  17. 17. The Telecom Smart Loop Part 2 <ul><li>OT sends out invitations to be completed by candidate attendees and their individual managers </li></ul><ul><ul><li>they have to commit to using the skills picked up in training within two months or there will be penalties </li></ul></ul><ul><ul><ul><li>training is free to the section, unless skills are not used </li></ul></ul></ul>COMMITMENT
  18. 18. The Telecom Smart Loop Part 3 <ul><li>Training is delivered </li></ul><ul><ul><li>students are very keen on picking up skills because they have committed to use them </li></ul></ul><ul><ul><ul><li>poor trainers are quickly detected and swiftly dealt with </li></ul></ul></ul><ul><ul><ul><li>classes have zero tolerance with nonsense </li></ul></ul></ul><ul><ul><ul><li>students do not spend time on email or texting when their career is on the line </li></ul></ul></ul>DELIVERY
  19. 19. The Telecom Smart Loop Part 4 <ul><li>OT sends separate evaluation forms to managers and attendees </li></ul><ul><ul><li>Was the attendee given the chance to use the skill? </li></ul></ul><ul><ul><li>Was there a significant and noticeable change in the behavior of the attendee? </li></ul></ul><ul><ul><li>Is there a material way of showing this improvement? </li></ul></ul><ul><ul><ul><li>no more “beauty contest” survey at the end of a class </li></ul></ul></ul><ul><ul><ul><li>a chance to measure effectiveness in dollars </li></ul></ul></ul>EVALUATION
  20. 20. Benefits of the Closed Loop <ul><li>No testing </li></ul><ul><li>Simple technology </li></ul><ul><li>Full alignment with organizational goals </li></ul><ul><li>Distributed locus of responsibility </li></ul><ul><li>Satisfaction guaranteed! </li></ul>
  21. 21. Reviewing Objectives <ul><li>Are you now able to… </li></ul><ul><ul><li>describe the relationship between competency models and organizational training? </li></ul></ul><ul><ul><li>use a simple, low tech, yet powerful method to measure the effectiveness of a training program? </li></ul></ul><ul><ul><li>Or was it that you were not paying attention?  </li></ul></ul>

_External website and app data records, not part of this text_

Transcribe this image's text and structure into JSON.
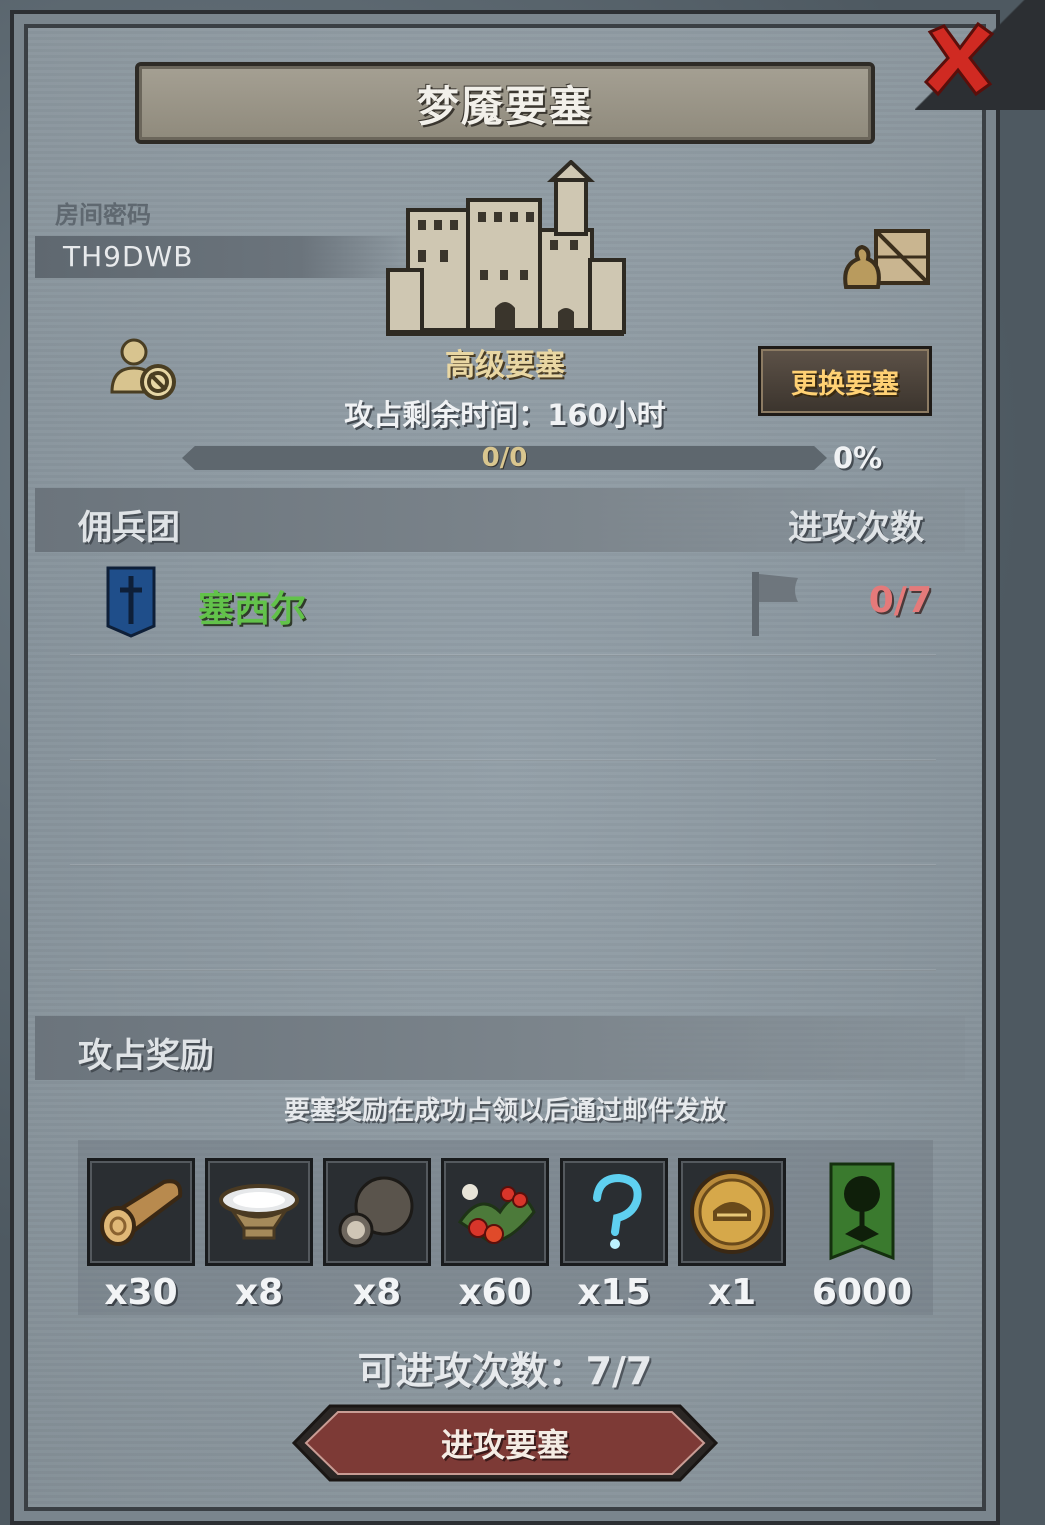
{
  "dialog": {
    "title": "梦魇要塞",
    "room_label": "房间密码",
    "room_code": "TH9DWB",
    "fortress_name": "高级要塞",
    "change_fortress_label": "更换要塞",
    "time_remaining_text": "攻占剩余时间：160小时",
    "progress": {
      "text": "0/0",
      "percent_text": "0%",
      "fraction": 0
    }
  },
  "mercenary_section": {
    "title": "佣兵团",
    "attack_count_header": "进攻次数",
    "rows": [
      {
        "name": "塞西尔",
        "count": "0/7"
      }
    ]
  },
  "rewards_section": {
    "title": "攻占奖励",
    "note": "要塞奖励在成功占领以后通过邮件发放",
    "items": [
      {
        "icon": "log-icon",
        "qty": "x30"
      },
      {
        "icon": "silver-bowl-icon",
        "qty": "x8"
      },
      {
        "icon": "truffle-icon",
        "qty": "x8"
      },
      {
        "icon": "berries-icon",
        "qty": "x60"
      },
      {
        "icon": "blue-question-icon",
        "qty": "x15"
      },
      {
        "icon": "golden-helmet-icon",
        "qty": "x1"
      },
      {
        "icon": "tree-banner-icon",
        "qty": "6000"
      }
    ]
  },
  "attempts_text": "可进攻次数：7/7",
  "attack_button_label": "进攻要塞",
  "colors": {
    "merc_name": "#62c24a",
    "merc_count": "#e47a7a",
    "fortress_name": "#e9d7a3",
    "change_button_text": "#ffd174"
  }
}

  22. 22. Got Questions?
  23. 23. Coordinate Process Activities Process group Communication to affected groups <ul><li>Transfer learning: </li></ul><ul><ul><li>processes </li></ul></ul><ul><ul><li>methods </li></ul></ul><ul><ul><li>tools </li></ul></ul>Process training <ul><li>Org. process </li></ul><ul><li>Proj. process </li></ul>Organization’s standard software process Organization’s standard software process Organization’s standard software process Use and tailoring (Projects) Software process database